## EXERCISE INSTRUCTIONS
When a line in the material beneath includes the word "Math", add it to the count, and report the count alone.

## SOURCE DATA
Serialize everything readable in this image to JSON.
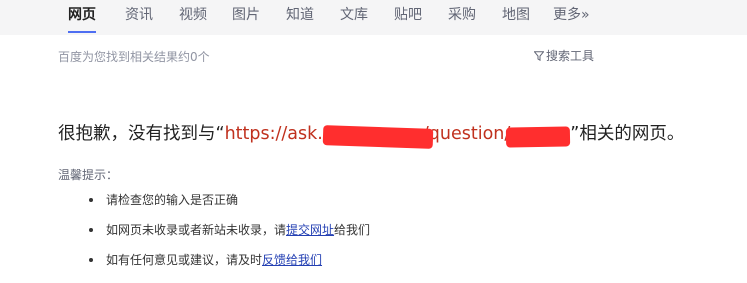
{
  "tabs": [
    {
      "label": "网页",
      "active": true
    },
    {
      "label": "资讯"
    },
    {
      "label": "视频"
    },
    {
      "label": "图片"
    },
    {
      "label": "知道"
    },
    {
      "label": "文库"
    },
    {
      "label": "贴吧"
    },
    {
      "label": "采购"
    },
    {
      "label": "地图"
    },
    {
      "label": "更多»"
    }
  ],
  "result_count": "百度为您找到相关结果约0个",
  "search_tools": {
    "label": "搜索工具",
    "icon": "funnel-icon"
  },
  "headline": {
    "prefix": "很抱歉，没有找到与“",
    "query": "https://ask.",
    "query_mid": "/question/",
    "suffix": "”相关的网页。"
  },
  "tips": {
    "title": "温馨提示：",
    "items": [
      {
        "text": "请检查您的输入是否正确"
      },
      {
        "text_before": "如网页未收录或者新站未收录，请",
        "link": "提交网址",
        "text_after": "给我们"
      },
      {
        "text_before": "如有任何意见或建议，请及时",
        "link": "反馈给我们",
        "text_after": ""
      }
    ]
  },
  "colors": {
    "tab_bar_bg": "#f5f5f6",
    "active_underline": "#4e6ef2",
    "query_red": "#c0311e",
    "link_blue": "#2440b3",
    "redaction_red": "#ff2e2e"
  }
}
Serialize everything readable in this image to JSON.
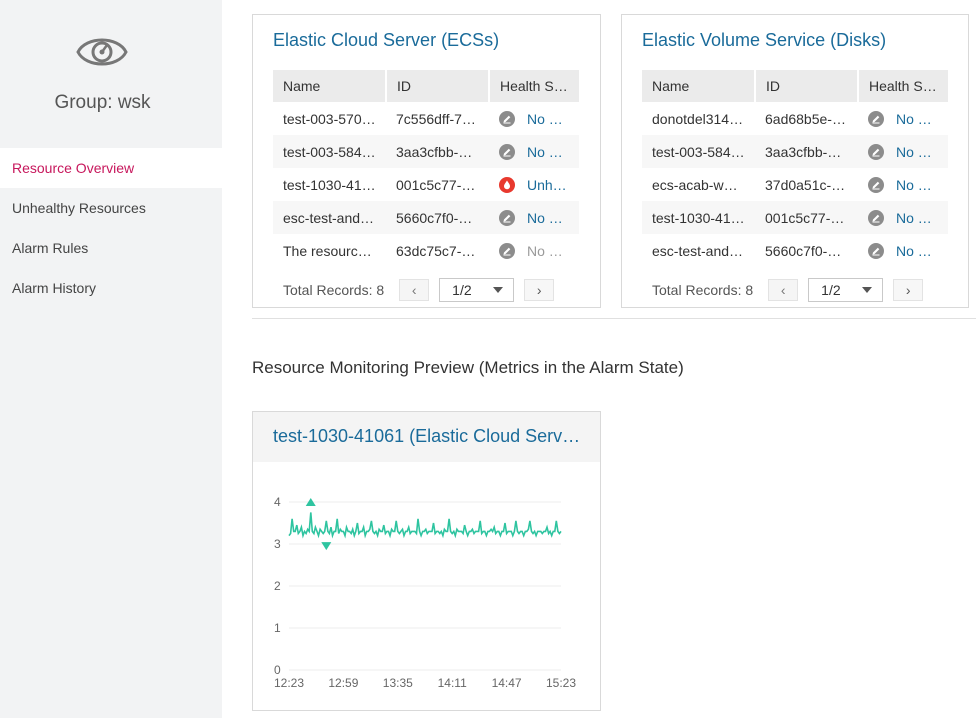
{
  "sidebar": {
    "group_title": "Group: wsk",
    "items": [
      {
        "label": "Resource Overview",
        "active": true
      },
      {
        "label": "Unhealthy Resources",
        "active": false
      },
      {
        "label": "Alarm Rules",
        "active": false
      },
      {
        "label": "Alarm History",
        "active": false
      }
    ]
  },
  "ecs_panel": {
    "title": "Elastic Cloud Server (ECSs)",
    "columns": [
      "Name",
      "ID",
      "Health S…"
    ],
    "rows": [
      {
        "name": "test-003-570…",
        "id": "7c556dff-7…",
        "health_icon": "pencil-icon",
        "health": "No …",
        "state": "normal"
      },
      {
        "name": "test-003-584…",
        "id": "3aa3cfbb-…",
        "health_icon": "pencil-icon",
        "health": "No …",
        "state": "normal"
      },
      {
        "name": "test-1030-41…",
        "id": "001c5c77-…",
        "health_icon": "alarm-drop-icon",
        "health": "Unh…",
        "state": "alarm"
      },
      {
        "name": "esc-test-and…",
        "id": "5660c7f0-…",
        "health_icon": "pencil-icon",
        "health": "No …",
        "state": "normal"
      },
      {
        "name": "The resourc…",
        "id": "63dc75c7-…",
        "health_icon": "pencil-icon",
        "health": "No …",
        "state": "muted"
      }
    ],
    "total_label": "Total Records: 8",
    "page": "1/2"
  },
  "evs_panel": {
    "title": "Elastic Volume Service (Disks)",
    "columns": [
      "Name",
      "ID",
      "Health S…"
    ],
    "rows": [
      {
        "name": "donotdel314…",
        "id": "6ad68b5e-…",
        "health_icon": "pencil-icon",
        "health": "No …",
        "state": "normal"
      },
      {
        "name": "test-003-584…",
        "id": "3aa3cfbb-…",
        "health_icon": "pencil-icon",
        "health": "No …",
        "state": "normal"
      },
      {
        "name": "ecs-acab-w…",
        "id": "37d0a51c-…",
        "health_icon": "pencil-icon",
        "health": "No …",
        "state": "normal"
      },
      {
        "name": "test-1030-41…",
        "id": "001c5c77-…",
        "health_icon": "pencil-icon",
        "health": "No …",
        "state": "normal"
      },
      {
        "name": "esc-test-and…",
        "id": "5660c7f0-…",
        "health_icon": "pencil-icon",
        "health": "No …",
        "state": "normal"
      }
    ],
    "total_label": "Total Records: 8",
    "page": "1/2"
  },
  "monitoring": {
    "section_title": "Resource Monitoring Preview (Metrics in the Alarm State)",
    "card_title": "test-1030-41061 (Elastic Cloud Serv…"
  },
  "colors": {
    "accent": "#c7175c",
    "link": "#1a6b9a",
    "series": "#2ec4a0",
    "alarm": "#e8392e"
  },
  "chart_data": {
    "type": "line",
    "title": "",
    "xlabel": "",
    "ylabel": "",
    "xticks": [
      "12:23",
      "12:59",
      "13:35",
      "14:11",
      "14:47",
      "15:23"
    ],
    "yticks": [
      0,
      1,
      2,
      3,
      4
    ],
    "ylim": [
      0,
      4
    ],
    "grid": true,
    "series": [
      {
        "values": [
          3.2,
          3.25,
          3.6,
          3.3,
          3.3,
          3.45,
          3.25,
          3.3,
          3.4,
          3.2,
          3.3,
          3.25,
          3.35,
          3.3,
          3.75,
          3.3,
          3.25,
          3.4,
          3.3,
          3.2,
          3.35,
          3.3,
          3.25,
          3.3,
          3.55,
          3.3,
          3.25,
          3.4,
          3.2,
          3.3,
          3.3,
          3.6,
          3.25,
          3.35,
          3.3,
          3.3,
          3.2,
          3.4,
          3.3,
          3.3,
          3.25,
          3.35,
          3.2,
          3.3,
          3.5,
          3.25,
          3.3,
          3.3,
          3.4,
          3.2,
          3.3,
          3.3,
          3.35,
          3.55,
          3.3,
          3.25,
          3.3,
          3.2,
          3.35,
          3.3,
          3.3,
          3.45,
          3.25,
          3.3,
          3.3,
          3.2,
          3.35,
          3.3,
          3.3,
          3.55,
          3.3,
          3.25,
          3.3,
          3.35,
          3.2,
          3.3,
          3.3,
          3.4,
          3.25,
          3.3,
          3.3,
          3.3,
          3.25,
          3.6,
          3.3,
          3.2,
          3.3,
          3.3,
          3.35,
          3.25,
          3.3,
          3.3,
          3.3,
          3.5,
          3.25,
          3.3,
          3.3,
          3.25,
          3.3,
          3.2,
          3.35,
          3.3,
          3.3,
          3.6,
          3.3,
          3.25,
          3.3,
          3.2,
          3.35,
          3.3,
          3.3,
          3.3,
          3.25,
          3.45,
          3.3,
          3.2,
          3.3,
          3.3,
          3.35,
          3.25,
          3.3,
          3.3,
          3.3,
          3.55,
          3.25,
          3.3,
          3.3,
          3.2,
          3.3,
          3.3,
          3.35,
          3.3,
          3.4,
          3.25,
          3.3,
          3.3,
          3.2,
          3.3,
          3.3,
          3.5,
          3.25,
          3.3,
          3.3,
          3.3,
          3.2,
          3.3,
          3.55,
          3.3,
          3.25,
          3.3,
          3.3,
          3.2,
          3.3,
          3.3,
          3.35,
          3.55,
          3.3,
          3.25,
          3.3,
          3.2,
          3.3,
          3.3,
          3.3,
          3.25,
          3.3,
          3.3,
          3.4,
          3.25,
          3.3,
          3.2,
          3.3,
          3.3,
          3.55,
          3.3,
          3.25,
          3.3
        ],
        "max_marker_index": 14,
        "min_marker_index": 24,
        "max_marker_value": 4.0,
        "min_marker_value": 2.95
      }
    ]
  }
}
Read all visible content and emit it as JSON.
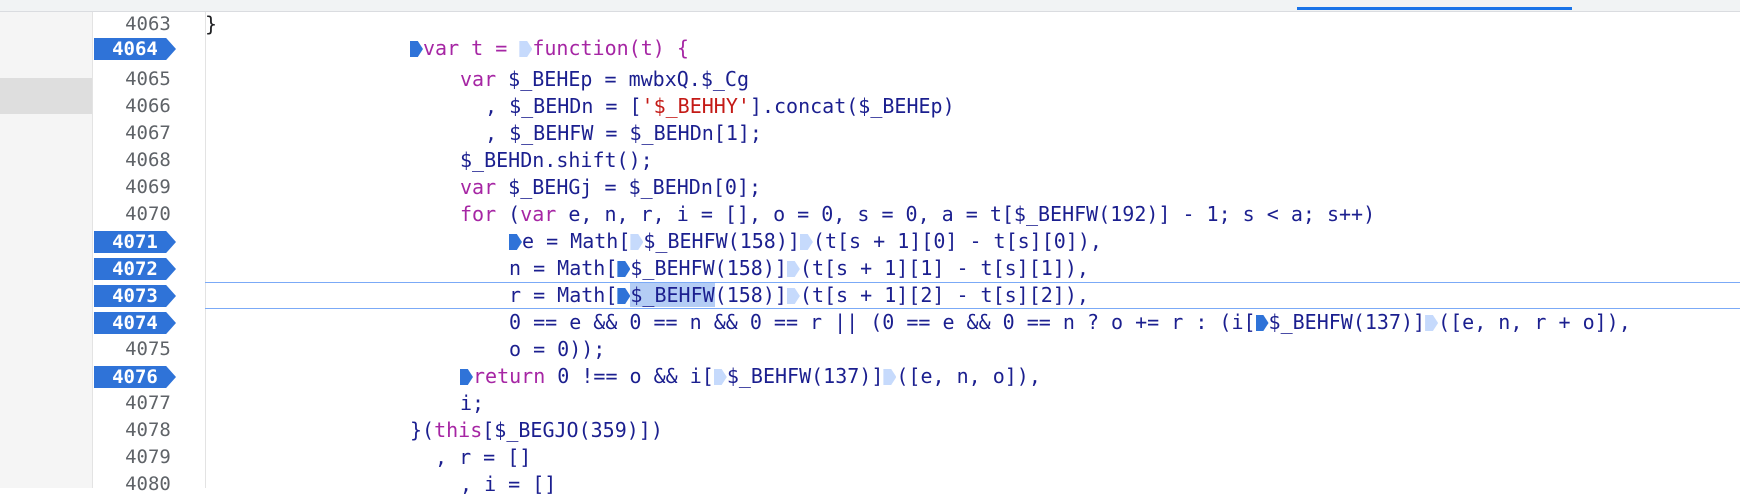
{
  "editor": {
    "lines": [
      {
        "num": "4063",
        "bp": false
      },
      {
        "num": "4064",
        "bp": true
      },
      {
        "num": "4065",
        "bp": false
      },
      {
        "num": "4066",
        "bp": false
      },
      {
        "num": "4067",
        "bp": false
      },
      {
        "num": "4068",
        "bp": false
      },
      {
        "num": "4069",
        "bp": false
      },
      {
        "num": "4070",
        "bp": false
      },
      {
        "num": "4071",
        "bp": true
      },
      {
        "num": "4072",
        "bp": true
      },
      {
        "num": "4073",
        "bp": true
      },
      {
        "num": "4074",
        "bp": true
      },
      {
        "num": "4075",
        "bp": false
      },
      {
        "num": "4076",
        "bp": true
      },
      {
        "num": "4077",
        "bp": false
      },
      {
        "num": "4078",
        "bp": false
      },
      {
        "num": "4079",
        "bp": false
      },
      {
        "num": "4080",
        "bp": false
      }
    ],
    "code": {
      "l4063": "}",
      "l4064_a": "var t = ",
      "l4064_b": "function(t) {",
      "l4065_kw": "var",
      "l4065": " $_BEHEp = mwbxQ.$_Cg",
      "l4066_a": ", $_BEHDn = [",
      "l4066_str": "'$_BEHHY'",
      "l4066_b": "].concat($_BEHEp)",
      "l4067": ", $_BEHFW = $_BEHDn[1];",
      "l4068": "$_BEHDn.shift();",
      "l4069_kw": "var",
      "l4069": " $_BEHGj = $_BEHDn[0];",
      "l4070_kw1": "for",
      "l4070_a": " (",
      "l4070_kw2": "var",
      "l4070_b": " e, n, r, i = [], o = 0, s = 0, a = t[$_BEHFW(192)] - 1; s < a; s++)",
      "l4071_a": "e = Math[",
      "l4071_b": "$_BEHFW(158)]",
      "l4071_c": "(t[s + 1][0] - t[s][0]),",
      "l4072_a": "n = Math[",
      "l4072_b": "$_BEHFW(158)]",
      "l4072_c": "(t[s + 1][1] - t[s][1]),",
      "l4073_a": "r = Math[",
      "l4073_sel": "$_BEHFW",
      "l4073_b": "(158)]",
      "l4073_c": "(t[s + 1][2] - t[s][2]),",
      "l4074_a": "0 == e && 0 == n && 0 == r || (0 == e && 0 == n ? o += r : (i[",
      "l4074_b": "$_BEHFW(137)]",
      "l4074_c": "([e, n, r + o]),",
      "l4075": "o = 0));",
      "l4076_kw": "return",
      "l4076_a": " 0 !== o && i[",
      "l4076_b": "$_BEHFW(137)]",
      "l4076_c": "([e, n, o]),",
      "l4077": "i;",
      "l4078_a": "}(",
      "l4078_kw": "this",
      "l4078_b": "[$_BEGJO(359)])",
      "l4079": ", r = []",
      "l4080": ", i = []"
    }
  },
  "colors": {
    "breakpoint": "#2f73d8",
    "keyword": "#a626a4",
    "string": "#c41a16",
    "selection": "#b4cdf5",
    "current_line_border": "#7baaf7"
  }
}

## TASK OUTPUT
3